Stockford, MatthewMatthew Stockford Alpine Skiing 1992-1994 M 0 0 4 4

See also[edit]


  1. ^
  2. ^ "No place for 'NI', says Olympic Team GB", Belfast Telegraph, 10 March 2011
  3. ^ "Minister urges BOA to change 'erroneous Team GB name'". BBC News. 10 March 2011. Retrieved 27 April 2011. 
  4. ^ "Full text of the constitution" (PDF). Department of the Taoiseach. Archived from the original (PDF) on 2005-04-15. Retrieved 2010-02-17.  External link in |publisher= (help)
  5. ^ "Mike Kenny (swimmer)". Paralympians' Club. Retrieved 29 August 2012. 
  6. ^ "Sarah Storey Britain's greatest Paralympian of the modern era". Daily Telegraph. Retrieved 2012-10-12.  External link in |publisher= (help)
  7. ^ "Meet Britain's other greatest Paralympian". Daily Telegraph.
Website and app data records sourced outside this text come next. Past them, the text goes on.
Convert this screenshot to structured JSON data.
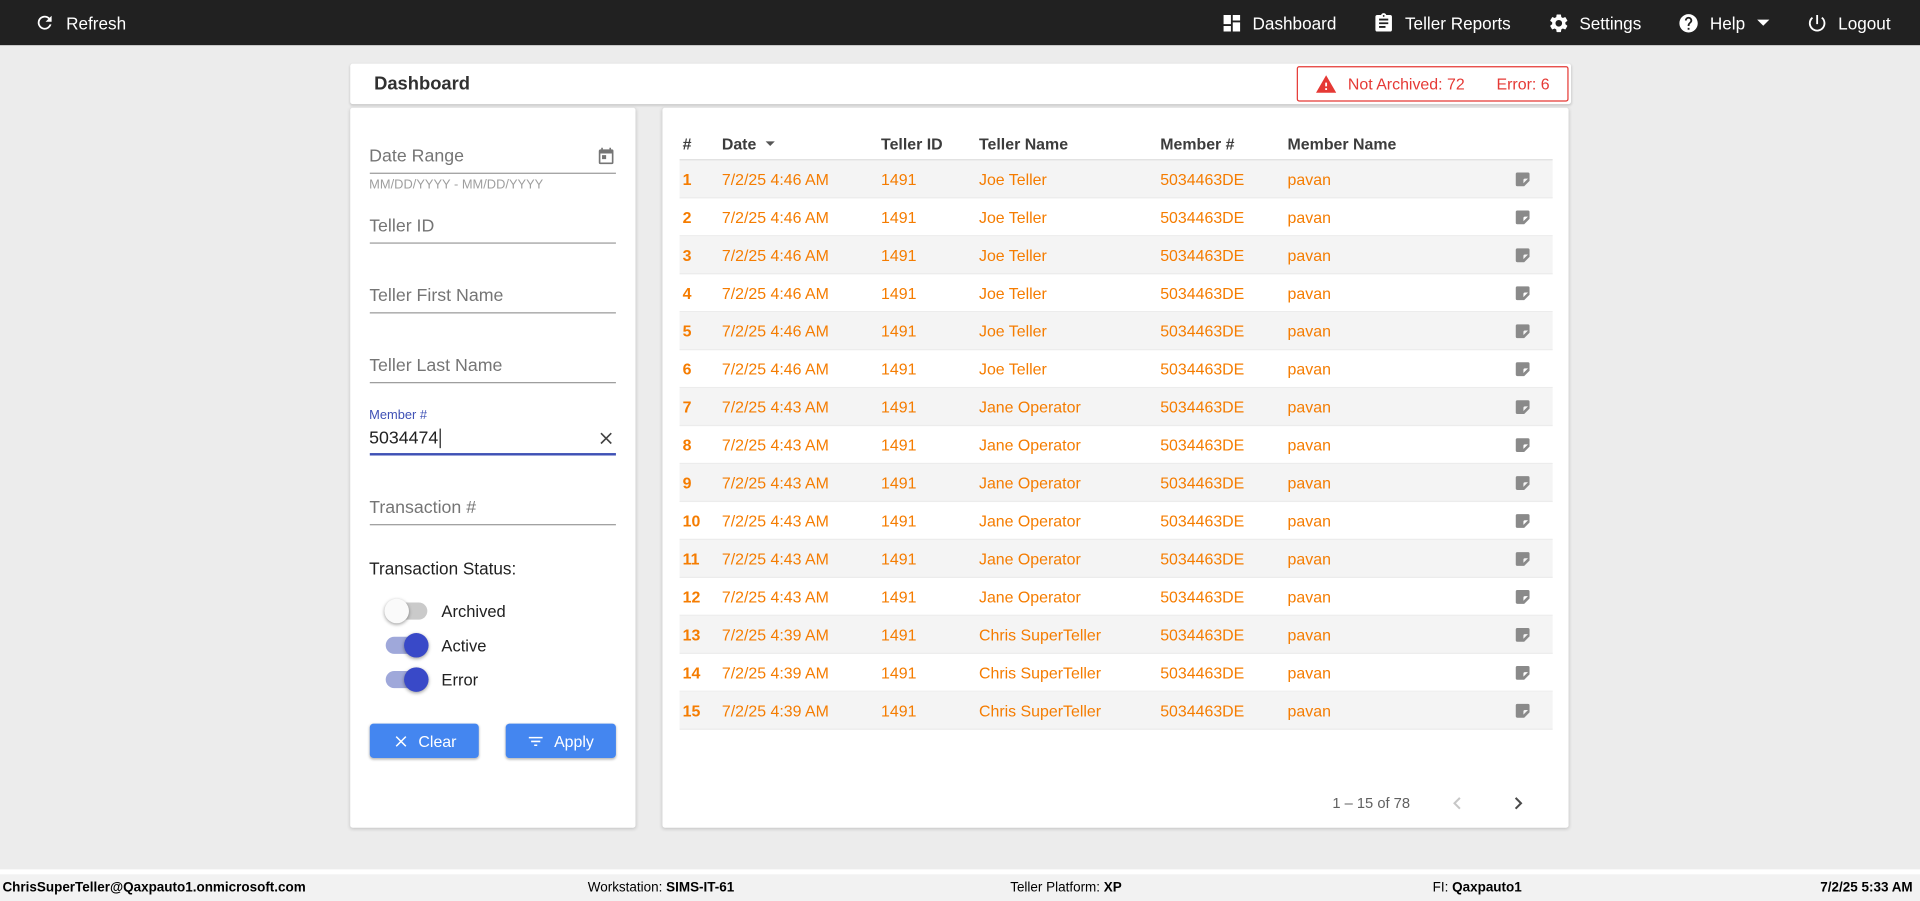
{
  "topbar": {
    "refresh_label": "Refresh",
    "nav": [
      {
        "label": "Dashboard"
      },
      {
        "label": "Teller Reports"
      },
      {
        "label": "Settings"
      },
      {
        "label": "Help"
      },
      {
        "label": "Logout"
      }
    ]
  },
  "header": {
    "title": "Dashboard",
    "alert": {
      "not_archived": "Not Archived: 72",
      "error": "Error: 6"
    }
  },
  "filters": {
    "date_range": {
      "placeholder": "Date Range",
      "hint": "MM/DD/YYYY - MM/DD/YYYY"
    },
    "teller_id": {
      "placeholder": "Teller ID"
    },
    "teller_first_name": {
      "placeholder": "Teller First Name"
    },
    "teller_last_name": {
      "placeholder": "Teller Last Name"
    },
    "member_number": {
      "label": "Member #",
      "value": "5034474"
    },
    "transaction_number": {
      "placeholder": "Transaction #"
    },
    "status": {
      "label": "Transaction Status:",
      "toggles": [
        {
          "label": "Archived",
          "on": false
        },
        {
          "label": "Active",
          "on": true
        },
        {
          "label": "Error",
          "on": true
        }
      ]
    },
    "buttons": {
      "clear": "Clear",
      "apply": "Apply"
    }
  },
  "table": {
    "columns": [
      "#",
      "Date",
      "Teller ID",
      "Teller Name",
      "Member #",
      "Member Name"
    ],
    "rows": [
      {
        "num": "1",
        "date": "7/2/25 4:46 AM",
        "teller_id": "1491",
        "teller_name": "Joe Teller",
        "member": "5034463DE",
        "member_name": "pavan"
      },
      {
        "num": "2",
        "date": "7/2/25 4:46 AM",
        "teller_id": "1491",
        "teller_name": "Joe Teller",
        "member": "5034463DE",
        "member_name": "pavan"
      },
      {
        "num": "3",
        "date": "7/2/25 4:46 AM",
        "teller_id": "1491",
        "teller_name": "Joe Teller",
        "member": "5034463DE",
        "member_name": "pavan"
      },
      {
        "num": "4",
        "date": "7/2/25 4:46 AM",
        "teller_id": "1491",
        "teller_name": "Joe Teller",
        "member": "5034463DE",
        "member_name": "pavan"
      },
      {
        "num": "5",
        "date": "7/2/25 4:46 AM",
        "teller_id": "1491",
        "teller_name": "Joe Teller",
        "member": "5034463DE",
        "member_name": "pavan"
      },
      {
        "num": "6",
        "date": "7/2/25 4:46 AM",
        "teller_id": "1491",
        "teller_name": "Joe Teller",
        "member": "5034463DE",
        "member_name": "pavan"
      },
      {
        "num": "7",
        "date": "7/2/25 4:43 AM",
        "teller_id": "1491",
        "teller_name": "Jane Operator",
        "member": "5034463DE",
        "member_name": "pavan"
      },
      {
        "num": "8",
        "date": "7/2/25 4:43 AM",
        "teller_id": "1491",
        "teller_name": "Jane Operator",
        "member": "5034463DE",
        "member_name": "pavan"
      },
      {
        "num": "9",
        "date": "7/2/25 4:43 AM",
        "teller_id": "1491",
        "teller_name": "Jane Operator",
        "member": "5034463DE",
        "member_name": "pavan"
      },
      {
        "num": "10",
        "date": "7/2/25 4:43 AM",
        "teller_id": "1491",
        "teller_name": "Jane Operator",
        "member": "5034463DE",
        "member_name": "pavan"
      },
      {
        "num": "11",
        "date": "7/2/25 4:43 AM",
        "teller_id": "1491",
        "teller_name": "Jane Operator",
        "member": "5034463DE",
        "member_name": "pavan"
      },
      {
        "num": "12",
        "date": "7/2/25 4:43 AM",
        "teller_id": "1491",
        "teller_name": "Jane Operator",
        "member": "5034463DE",
        "member_name": "pavan"
      },
      {
        "num": "13",
        "date": "7/2/25 4:39 AM",
        "teller_id": "1491",
        "teller_name": "Chris SuperTeller",
        "member": "5034463DE",
        "member_name": "pavan"
      },
      {
        "num": "14",
        "date": "7/2/25 4:39 AM",
        "teller_id": "1491",
        "teller_name": "Chris SuperTeller",
        "member": "5034463DE",
        "member_name": "pavan"
      },
      {
        "num": "15",
        "date": "7/2/25 4:39 AM",
        "teller_id": "1491",
        "teller_name": "Chris SuperTeller",
        "member": "5034463DE",
        "member_name": "pavan"
      }
    ],
    "pagination": {
      "range": "1 – 15 of 78"
    }
  },
  "footer": {
    "user": "ChrisSuperTeller@Qaxpauto1.onmicrosoft.com",
    "workstation_label": "Workstation:",
    "workstation": "SIMS-IT-61",
    "platform_label": "Teller Platform:",
    "platform": "XP",
    "fi_label": "FI:",
    "fi": "Qaxpauto1",
    "datetime": "7/2/25 5:33 AM"
  }
}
Retrieved 2012-02-17.  External link in |publisher= (help)
  8. ^ Olympic Broadcasting Service, channel IPC1, Paralympics International Feed, "2012 Summer Paralympics Opening Ceremonies", airdate 29 August 2012
  9. ^ "Winter Paralympics: Jade Etherington and Caroline Powell claim fourth medal". The Guardian. 14 March 2014. Retrieved 14 March 2014. 
  10. ^ "Etherington becomes GB's most successful female Winter paralympian". ESPN. 14 March 2014. Retrieved 15 March 2014.